An end-to-end approach to the value chain

As part of the SAP transformation, companies are rethinking their existing operating model and searching for a robust governance model – because the momentum to address business processes and the value chain is ideal. The focus is no longer solely on cost reduction, but above all on building planning-oriented processes in the interplay of a wide variety of operational processes. The solution to the requirements of efficiency, resilience and sustainability is holistic planning of the value chain using an end-to-end approach. This end-to-end thinking extends to both a vertical and horizontal dimension. On a horizontal level, the entire value chain – design-to-operate – is considered from its beginning to its end, through capabilities such as planning, manufacturing and logistics. Vertically, this means thinking from the formulation of a strategy to its concrete implementation – whether at the technical level or in practical adjustments at the operational shop-floor level.

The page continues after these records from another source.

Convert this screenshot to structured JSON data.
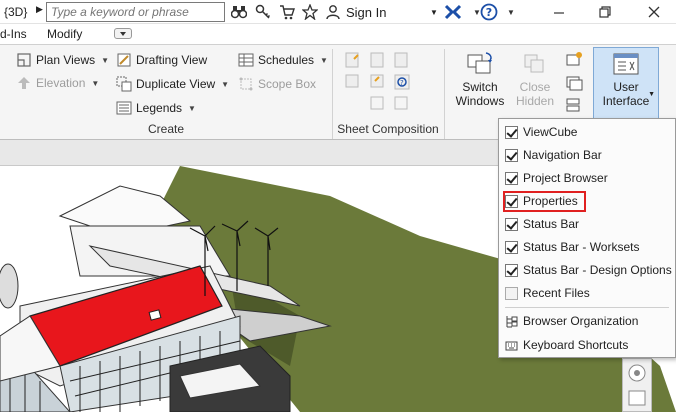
{
  "titlebar": {
    "view_name": "{3D}",
    "search_placeholder": "Type a keyword or phrase",
    "sign_in": "Sign In"
  },
  "tabs": [
    {
      "label": "d-Ins"
    },
    {
      "label": "Modify"
    }
  ],
  "ribbon": {
    "create_panel": {
      "title": "Create",
      "plan_views": "Plan Views",
      "elevation": "Elevation",
      "drafting_view": "Drafting View",
      "duplicate_view": "Duplicate View",
      "legends": "Legends",
      "schedules": "Schedules",
      "scope_box": "Scope Box"
    },
    "sheet_panel": {
      "title": "Sheet Composition"
    },
    "windows_panel": {
      "switch_windows": [
        "Switch",
        "Windows"
      ],
      "close_hidden": [
        "Close",
        "Hidden"
      ],
      "user_interface": [
        "User",
        "Interface"
      ]
    }
  },
  "user_interface_menu": {
    "items": [
      {
        "label": "ViewCube",
        "checked": true
      },
      {
        "label": "Navigation Bar",
        "checked": true
      },
      {
        "label": "Project Browser",
        "checked": true
      },
      {
        "label": "Properties",
        "checked": true
      },
      {
        "label": "Status Bar",
        "checked": true
      },
      {
        "label": "Status Bar - Worksets",
        "checked": true
      },
      {
        "label": "Status Bar - Design Options",
        "checked": true
      },
      {
        "label": "Recent Files",
        "checked": false
      }
    ],
    "actions": [
      {
        "label": "Browser Organization",
        "icon": "browser-organization-icon"
      },
      {
        "label": "Keyboard Shortcuts",
        "icon": "keyboard-shortcuts-icon"
      }
    ]
  },
  "colors": {
    "roof_red": "#e8161c",
    "ground_green": "#6b7a3a",
    "ui_button_active": "#cfe3f7",
    "highlight_red": "#e02020"
  }
}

Complex supply chains require targeted control and transparent and flexible data analysis. The classic flow of goods and the flow of value are therefore joined by the view of a third stream moving along the value chain: integrated information and data. Innovative tools play a role here, such as planning algorithms and AI systems that help manage the interconnections in the networks. There is significant added value hidden in the flow of data and information – but it requires digitization and the development of future-proof IT and software architectures, and that too from an end-to-end perspective.

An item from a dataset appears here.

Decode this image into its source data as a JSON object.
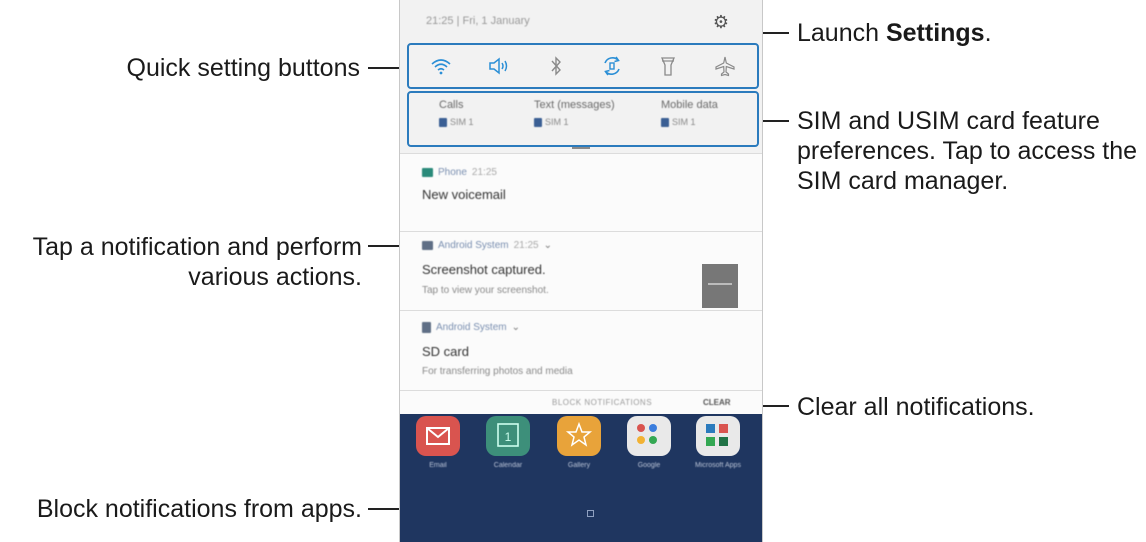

360° Value Chain Assessment

Full end-to-end control and transparency over the value chain is not achieved overnight, and not in a single leap. The starting point for our customers is often a 360° Value Chain Assessment. Depending on the needs, the Value Chain Assessment can cover the entire supply chain, from planning to delivery, or be conducted in smaller increments. We analyze the current maturity level of the company in relation to the supply chain – both in terms of capabilities and business processes. Based on this, we derive with our customers which maturity level the company would like to achieve in perspective via process, organization and technology along with the strategy and target operating model. We identify which future capabilities are needed and how they can be achieved through process changes, organizational transformation and digitization. The result of such an assessment is a target picture developed in collaboration with the customer and a roadmap for its implementation.


Integrated Business Planning

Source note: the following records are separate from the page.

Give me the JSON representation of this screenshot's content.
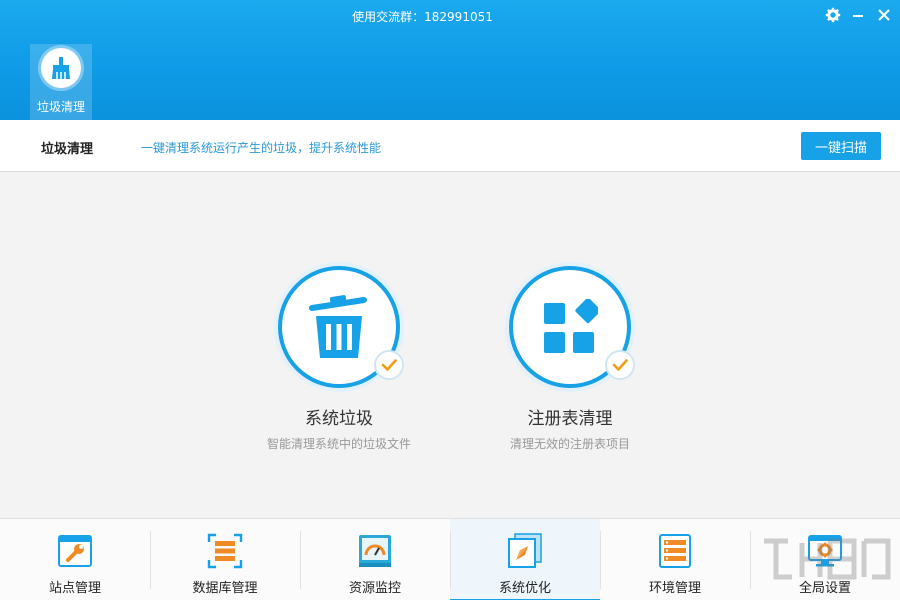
{
  "window": {
    "title": "使用交流群：182991051",
    "icons": [
      "gear-icon",
      "minimize-icon",
      "close-icon"
    ]
  },
  "header_tab": {
    "label": "垃圾清理",
    "icon": "broom-icon"
  },
  "subbar": {
    "title": "垃圾清理",
    "description": "一键清理系统运行产生的垃圾，提升系统性能",
    "scan_button": "一键扫描"
  },
  "features": [
    {
      "name": "系统垃圾",
      "description": "智能清理系统中的垃圾文件",
      "icon": "trash-icon",
      "checked": true
    },
    {
      "name": "注册表清理",
      "description": "清理无效的注册表项目",
      "icon": "registry-icon",
      "checked": true
    }
  ],
  "bottom_nav": [
    {
      "label": "站点管理",
      "icon": "site-wrench-icon",
      "active": false
    },
    {
      "label": "数据库管理",
      "icon": "database-icon",
      "active": false
    },
    {
      "label": "资源监控",
      "icon": "gauge-icon",
      "active": false
    },
    {
      "label": "系统优化",
      "icon": "optimize-icon",
      "active": true
    },
    {
      "label": "环境管理",
      "icon": "server-icon",
      "active": false
    },
    {
      "label": "全局设置",
      "icon": "monitor-gear-icon",
      "active": false
    }
  ],
  "colors": {
    "accent": "#17a1e6",
    "check": "#f39c12",
    "icon_orange": "#f08a24"
  }
}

Often, there is a need for action in the planning environment. Many companies have focused a large part of their attention on increasing production efficiency and operational execution, while the maturity level of integrated planning remains comparatively low. In such situations, it is advisable to link the relevant levels and players in the planning process (sales, finance, supply chain, manufacturing, etc.) as part of Integrated Business Planning to enable holistic business planning.

Our Fast Value approach to Integrated Business Planning offers rapid added value here. Instead of complex solutions that are supposed to catapult the company forward in one giant leap, it is sensible to further develop processes, organization and systems iteratively by means of a minimum viable product (MVP), always with the goal of creating added value early on while keeping risk and stress level low. In the same way, the Fast Value approach also helps to establish new business models thanks to high development speed and agility.

How can we help you transform your value chain? Our “Power of Three”, consisting of cbs and its subsidiaries leogistics and Trebing + Himstedt, approaches your challenges with passion. We combine expertise and capacity in diverse topics such as Integrated Business Planning, Manufacturing and Logistics – from strategy to implementation on the store floor or loading dock.

Your Contact

Michael Hertel
Member of the Executive Board
Kai Squillante
Senior Manager